MOSCOW - Russian President Vladimir Putin on Wednesday strongly defended a prospective Russia-Germany natural gas pipeline as economically feasible and voiced hope that European Union nations will be able to resist U.S. pressure to thwart the project.
U.S. officials have warned that Washington could impose sanctions on the undersea Nord Stream 2 pipeline. The U.S. and some EU nations oppose it, warning it would increase Europe's energy dependence on Russia. The U.S. is also interested in selling more of its liquefied natural gas in Europe.
Speaking Wednesday after talks with Austrian Chancellor Sebastian Kurz in St. Petersburg, Putin noted that Bulgaria caved in to pressure and dumped the Russian South Stream pipeline.

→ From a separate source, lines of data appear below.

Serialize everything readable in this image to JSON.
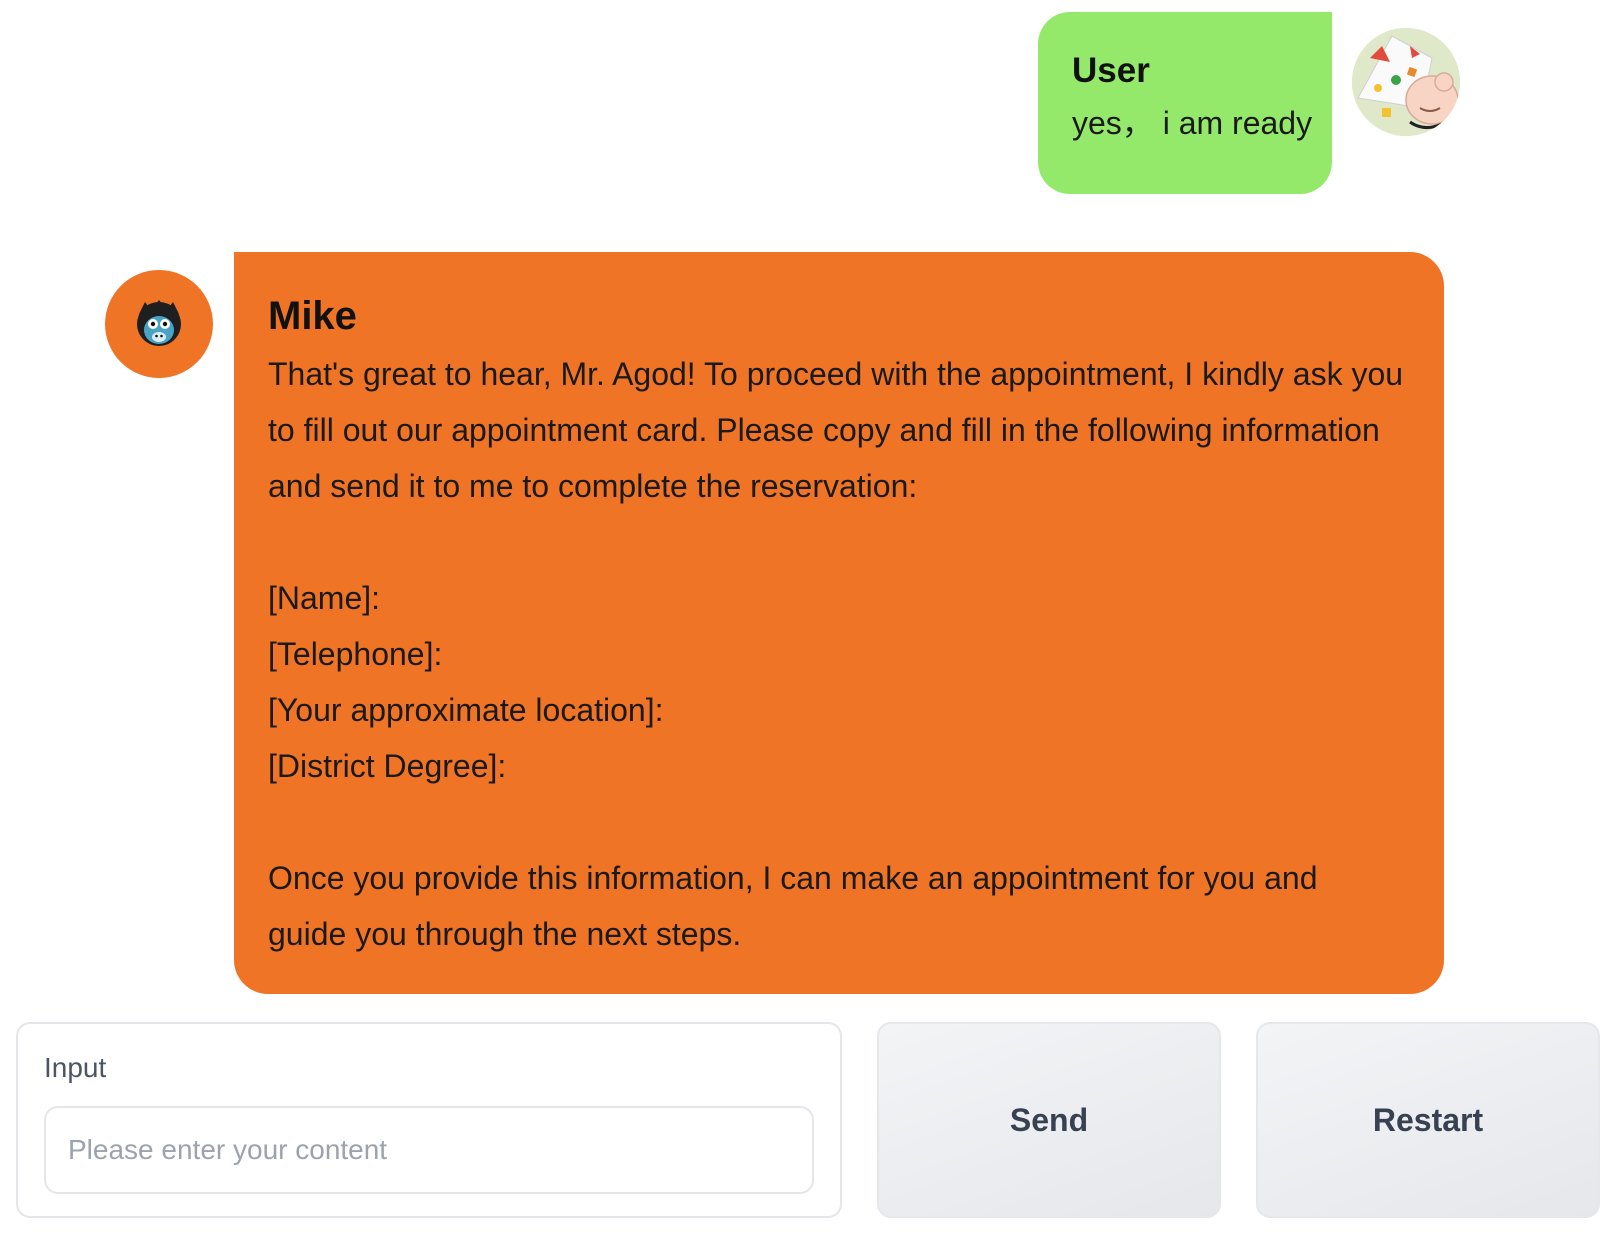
{
  "chat": {
    "user_message": {
      "sender": "User",
      "text": "yes， i am ready",
      "avatar_icon": "cartoon-user-avatar-icon"
    },
    "bot_message": {
      "sender": "Mike",
      "avatar_icon": "monkey-avatar-icon",
      "lines": [
        "That's great to hear, Mr. Agod! To proceed with the appointment, I kindly ask you to fill out our appointment card. Please copy and fill in the following information and send it to me to complete the reservation:",
        "[Name]:",
        "[Telephone]:",
        "[Your approximate location]:",
        "[District Degree]:",
        "Once you provide this information, I can make an appointment for you and guide you through the next steps."
      ]
    }
  },
  "input": {
    "label": "Input",
    "placeholder": "Please enter your content",
    "value": ""
  },
  "buttons": {
    "send": "Send",
    "restart": "Restart"
  },
  "colors": {
    "user_bubble": "#94e96a",
    "bot_bubble": "#f07426",
    "button_bg": "#eceef1"
  }
}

He added that he hopes that "Europe as a whole won't look like Bulgaria and won't demonstrate its weakness and inability to protect its interests."
"Russia always has been and will remain the most reliable supplier," Putin said, adding that the Russian gas supplied via pipelines is significantly cheaper than U.S. liquefied gas. "Supplies come directly from Yamal in Siberia. There are no transit risks."
It would be "silly and wasteful" if Europe opts for a more expensive option, hurting its consumers and its global competitiveness, Putin charged.
Ukraine, which has served as the main transit route for Russian gas supplies to Europe, has strongly opposed the Russian pipeline, fearing that it would leave its pipeline empty. The two ex-Soviet neighbors have been locked in a bitter tug-of-war after Russia's 2014 annexation of Ukraine's Crimean Peninsula.
Kurz spoke in support of Nord Stream 2 but also emphasized the importance to continue supplies via Ukraine.
"It's very important that Ukraine's interests as a key transit country be upheld," he said.
Putin has previously pledged to consider the continuation of gas supplies via Ukraine if it settles a commercial dispute with Russia over previous gas supplies.